e.g. I’m dealing with a pup from this sort of mating at present. His maternal and paternal g’sire was a nice dog on 3 sheep and obviously it was thought those qualities would be even better if he was doubled up. It’s tempting to breed compliant, obedient dogs to trial but can reduce self confidence and ‘work ethic’. This pup had no idea of “sticking up for himself” when a little pup and just copped being attacked by an older sibling until he had scars all over his head. When he went to Arthur for training he looked great on his weaners for a short time, but when asked to go around on his non-preferred direction he flew in and bit. When reprimanded, voice only, he lay down and ‘sulked’ or kicked way out from the sheep. Arthur persisted in a round pen he couldn’t escape from and he just lay down and refused to work. He’s a lovely pup and will need good bonding and a lot of patience to be a useful worker. But…. he’ll make someone a very good mate and if not ‘told’ much he will likely work things out for himself. I brought him home early because we only keep dog pups that have the potential to make a sire. This fellow only remained so long because of being bullied; I didn’t want to sell him until I found out more about him. Luckily.

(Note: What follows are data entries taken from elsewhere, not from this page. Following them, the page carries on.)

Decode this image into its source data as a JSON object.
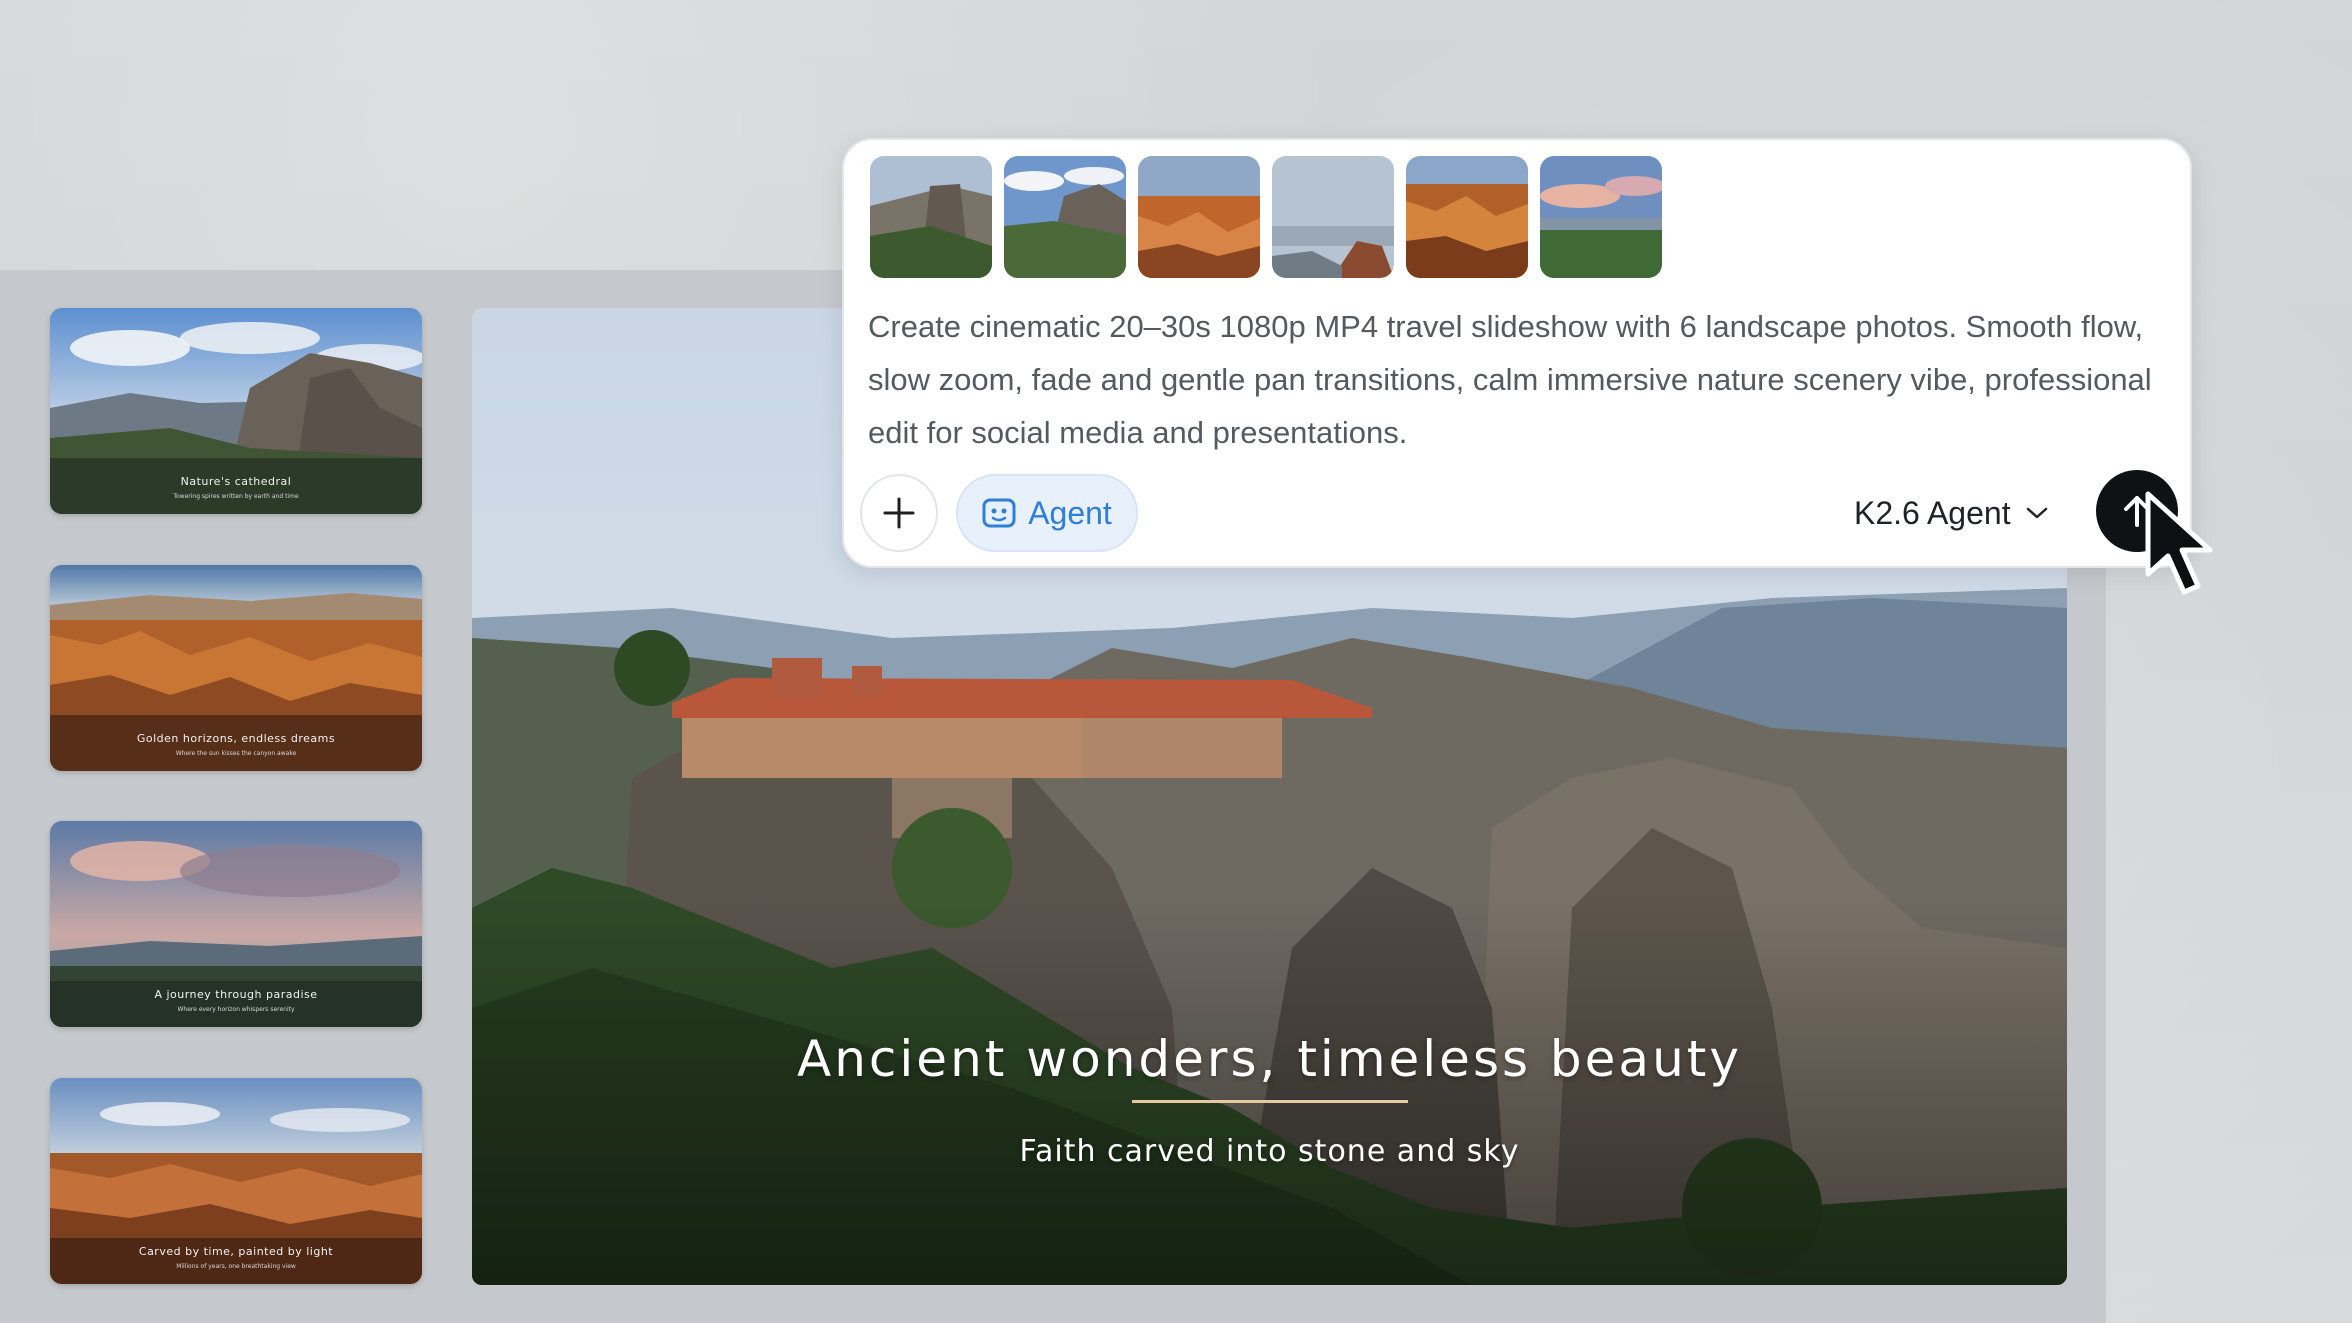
{
  "thumbnails": [
    {
      "caption": "Nature's cathedral",
      "subcaption": "Towering spires written by earth and time"
    },
    {
      "caption": "Golden horizons, endless dreams",
      "subcaption": "Where the sun kisses the canyon awake"
    },
    {
      "caption": "A journey through paradise",
      "subcaption": "Where every horizon whispers serenity"
    },
    {
      "caption": "Carved by time, painted by light",
      "subcaption": "Millions of years, one breathtaking view"
    }
  ],
  "preview": {
    "title": "Ancient wonders, timeless beauty",
    "subtitle": "Faith carved into stone and sky"
  },
  "prompt": {
    "attached_images_count": 6,
    "text": "Create cinematic 20–30s 1080p MP4 travel slideshow with 6 landscape photos. Smooth flow, slow zoom, fade and gentle pan transitions, calm immersive nature scenery vibe, professional edit for social media and presentations.",
    "add_icon": "plus-icon",
    "agent_label": "Agent",
    "agent_icon": "agent-face-icon",
    "model_label": "K2.6 Agent",
    "model_icon": "chevron-down-icon",
    "send_icon": "arrow-up-icon"
  },
  "colors": {
    "accent_blue": "#2d7fd8",
    "agent_bg": "#e7f0fb",
    "send_bg": "#0f1215",
    "underline": "#e7c9a0"
  }
}
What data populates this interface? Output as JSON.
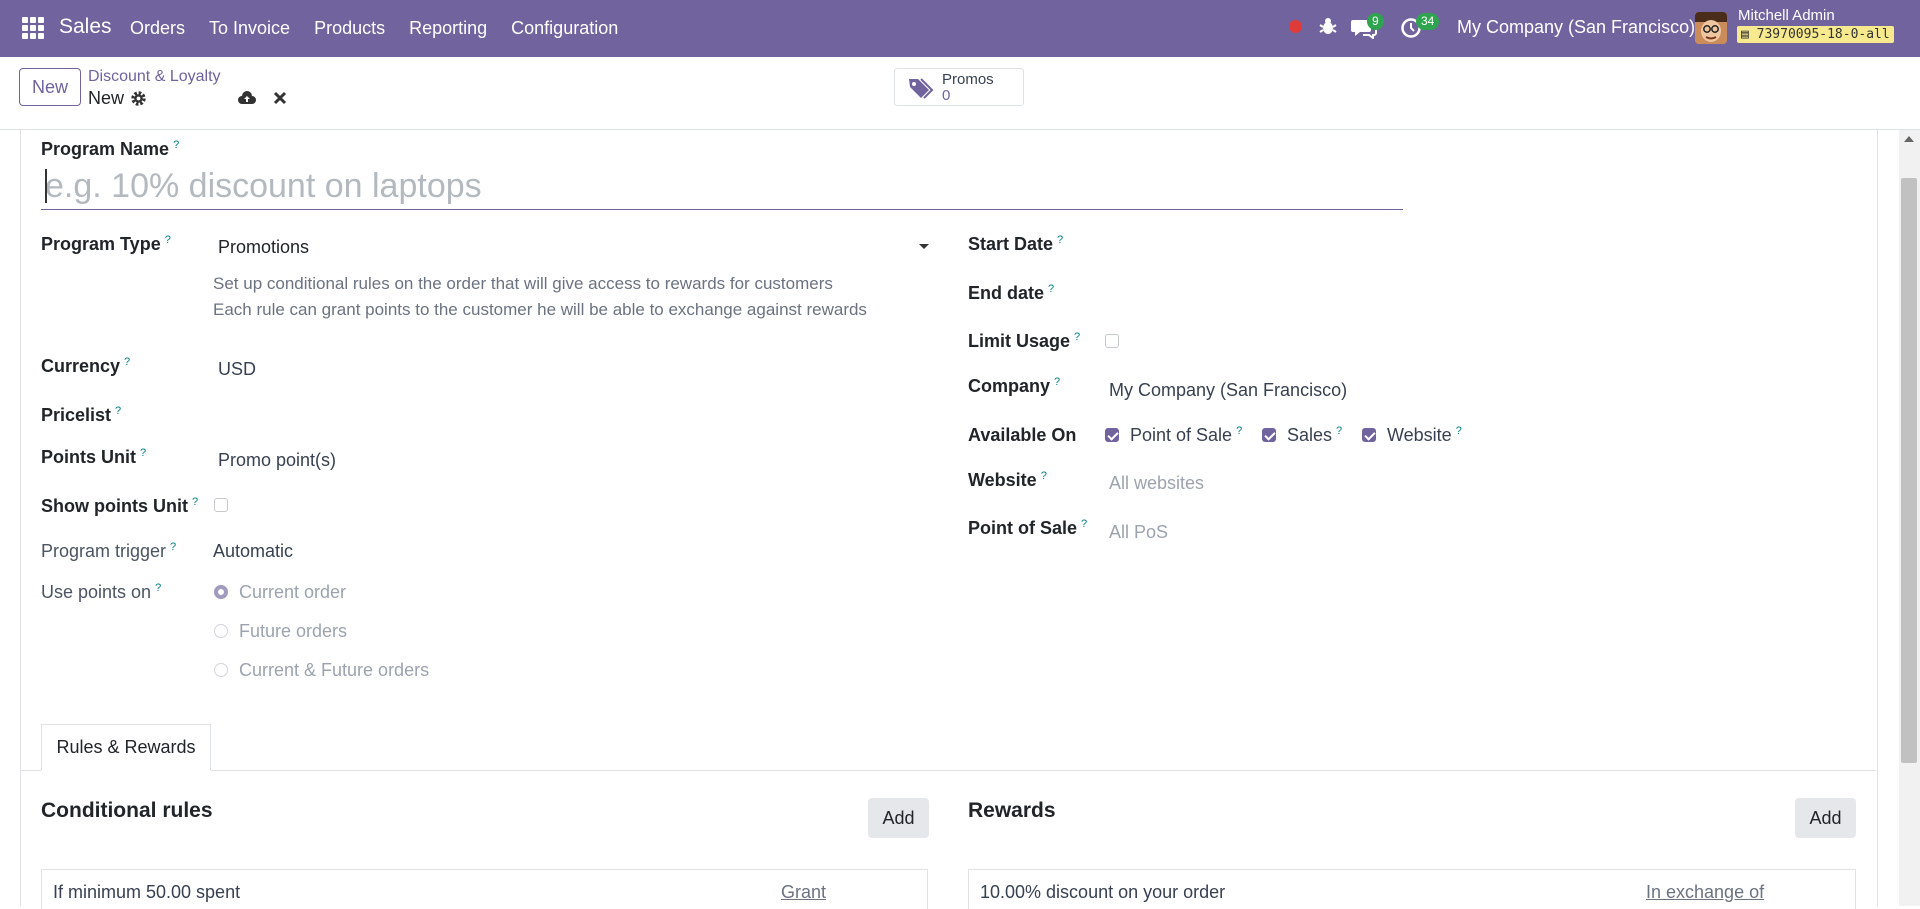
{
  "navbar": {
    "app_name": "Sales",
    "menu": [
      "Orders",
      "To Invoice",
      "Products",
      "Reporting",
      "Configuration"
    ],
    "messages_count": "9",
    "activities_count": "34",
    "company": "My Company (San Francisco)",
    "user_name": "Mitchell Admin",
    "db_name": "73970095-18-0-all"
  },
  "control": {
    "new_label": "New",
    "breadcrumb": "Discount & Loyalty",
    "record_name": "New",
    "promos_label": "Promos",
    "promos_count": "0"
  },
  "form": {
    "program_name_label": "Program Name",
    "program_name_placeholder": "e.g. 10% discount on laptops",
    "program_type_label": "Program Type",
    "program_type_value": "Promotions",
    "program_type_desc1": "Set up conditional rules on the order that will give access to rewards for customers",
    "program_type_desc2": "Each rule can grant points to the customer he will be able to exchange against rewards",
    "currency_label": "Currency",
    "currency_value": "USD",
    "pricelist_label": "Pricelist",
    "points_unit_label": "Points Unit",
    "points_unit_value": "Promo point(s)",
    "show_points_unit_label": "Show points Unit",
    "program_trigger_label": "Program trigger",
    "program_trigger_value": "Automatic",
    "use_points_on_label": "Use points on",
    "use_points_options": [
      "Current order",
      "Future orders",
      "Current & Future orders"
    ],
    "start_date_label": "Start Date",
    "end_date_label": "End date",
    "limit_usage_label": "Limit Usage",
    "company_label": "Company",
    "company_value": "My Company (San Francisco)",
    "available_on_label": "Available On",
    "available_on_options": [
      "Point of Sale",
      "Sales",
      "Website"
    ],
    "website_label": "Website",
    "website_placeholder": "All websites",
    "pos_label": "Point of Sale",
    "pos_placeholder": "All PoS",
    "help_mark": "?"
  },
  "tabs": {
    "rules_rewards": "Rules & Rewards"
  },
  "rules": {
    "title": "Conditional rules",
    "add_label": "Add",
    "first_rule": "If minimum 50.00 spent",
    "first_rule_link": "Grant"
  },
  "rewards": {
    "title": "Rewards",
    "add_label": "Add",
    "first_reward": "10.00% discount on your order",
    "first_reward_link": "In exchange of"
  },
  "colors": {
    "brand": "#71639e",
    "badge": "#2ea44f",
    "help": "#017e84"
  }
}
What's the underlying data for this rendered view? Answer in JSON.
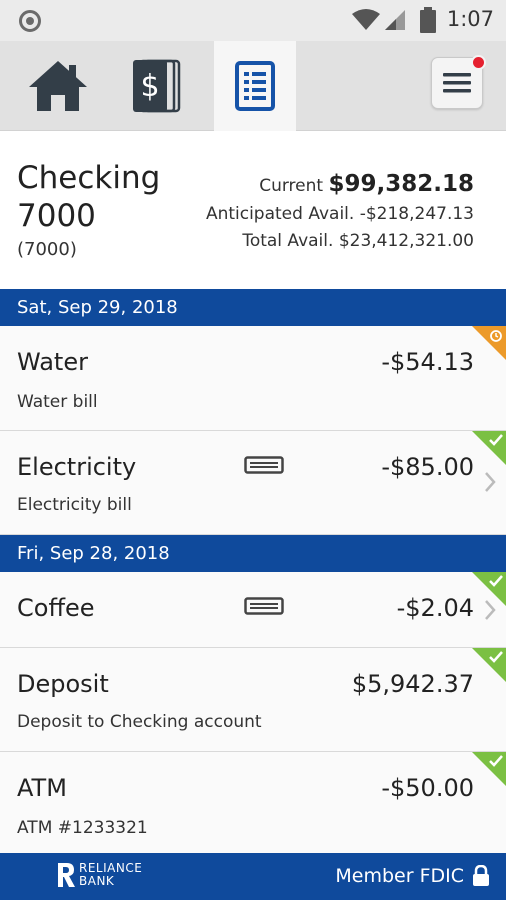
{
  "status_bar": {
    "time": "1:07"
  },
  "tabs": [
    {
      "name": "home",
      "icon": "home-icon"
    },
    {
      "name": "accounts",
      "icon": "dollar-icon"
    },
    {
      "name": "activity",
      "icon": "document-list-icon"
    }
  ],
  "account": {
    "name": "Checking 7000",
    "number": "(7000)",
    "current_label": "Current",
    "current_value": "$99,382.18",
    "anticipated_label": "Anticipated Avail.",
    "anticipated_value": "-$218,247.13",
    "total_label": "Total Avail.",
    "total_value": "$23,412,321.00"
  },
  "groups": [
    {
      "date": "Sat, Sep 29, 2018",
      "transactions": [
        {
          "title": "Water",
          "amount": "-$54.13",
          "description": "Water bill",
          "status": "pending"
        },
        {
          "title": "Electricity",
          "amount": "-$85.00",
          "description": "Electricity bill",
          "status": "cleared"
        }
      ]
    },
    {
      "date": "Fri, Sep 28, 2018",
      "transactions": [
        {
          "title": "Coffee",
          "amount": "-$2.04",
          "description": "",
          "status": "cleared"
        },
        {
          "title": "Deposit",
          "amount": "$5,942.37",
          "description": "Deposit to Checking account",
          "status": "cleared"
        },
        {
          "title": "ATM",
          "amount": "-$50.00",
          "description": "ATM #1233321",
          "status": "cleared"
        }
      ]
    }
  ],
  "footer": {
    "logo_line1": "RELIANCE",
    "logo_line2": "BANK",
    "fdic": "Member FDIC"
  },
  "colors": {
    "brand_blue": "#0f4a9c",
    "cleared_green": "#7bc043",
    "pending_orange": "#ec9a2a",
    "notification_red": "#e5202f"
  }
}
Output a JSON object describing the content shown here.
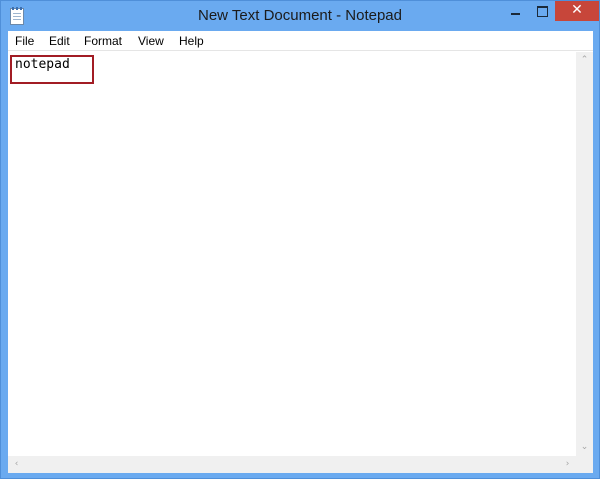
{
  "window": {
    "title": "New Text Document - Notepad",
    "close_glyph": "✕",
    "accent": "#6aaaf0",
    "close_color": "#c7463a"
  },
  "menu": {
    "items": [
      "File",
      "Edit",
      "Format",
      "View",
      "Help"
    ]
  },
  "editor": {
    "content": "notepad",
    "highlight_color": "#a21c24"
  },
  "scrollbar": {
    "up_glyph": "⌃",
    "down_glyph": "⌄",
    "left_glyph": "‹",
    "right_glyph": "›"
  },
  "icons": {
    "app": "notepad-icon",
    "minimize": "minimize-icon",
    "maximize": "maximize-icon",
    "close": "close-icon"
  }
}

I’ve got into a lot of trouble for questioning a pedigree but you’d have to be pretty naive to believe every single registered dog was as stated, especially after breeding Merino stud sheep. That stud book used to be called “The Purple Book of Lies”! The registrar can only print the given information. My advice to any breeder is to find out as much about the dogs behind yours as possible. It will inform you regarding matings and might save some mistakes. Always be happy to “talk dogs” and remember that we all have a heap to learn….. and most importantly, there are probably dogs out there better than yours and they might even be unregistered! A number on a piece of paper doesn’t mean a thing quality wise. Frank Scanlon was very sceptical re the worth of a pedigree, but I find them invaluable now we have computer programmes such as Breeders’ Assistant which I’ve been using when planning matings for close to 18 years(guessing). David Hart did them for me for ages and Grant Hutchings has also been super helpful. I must have been very annoying! I managed to do my own for a long time but recently had computer trouble and had to annoy Grant again. He’s unfailingly helpful and patient.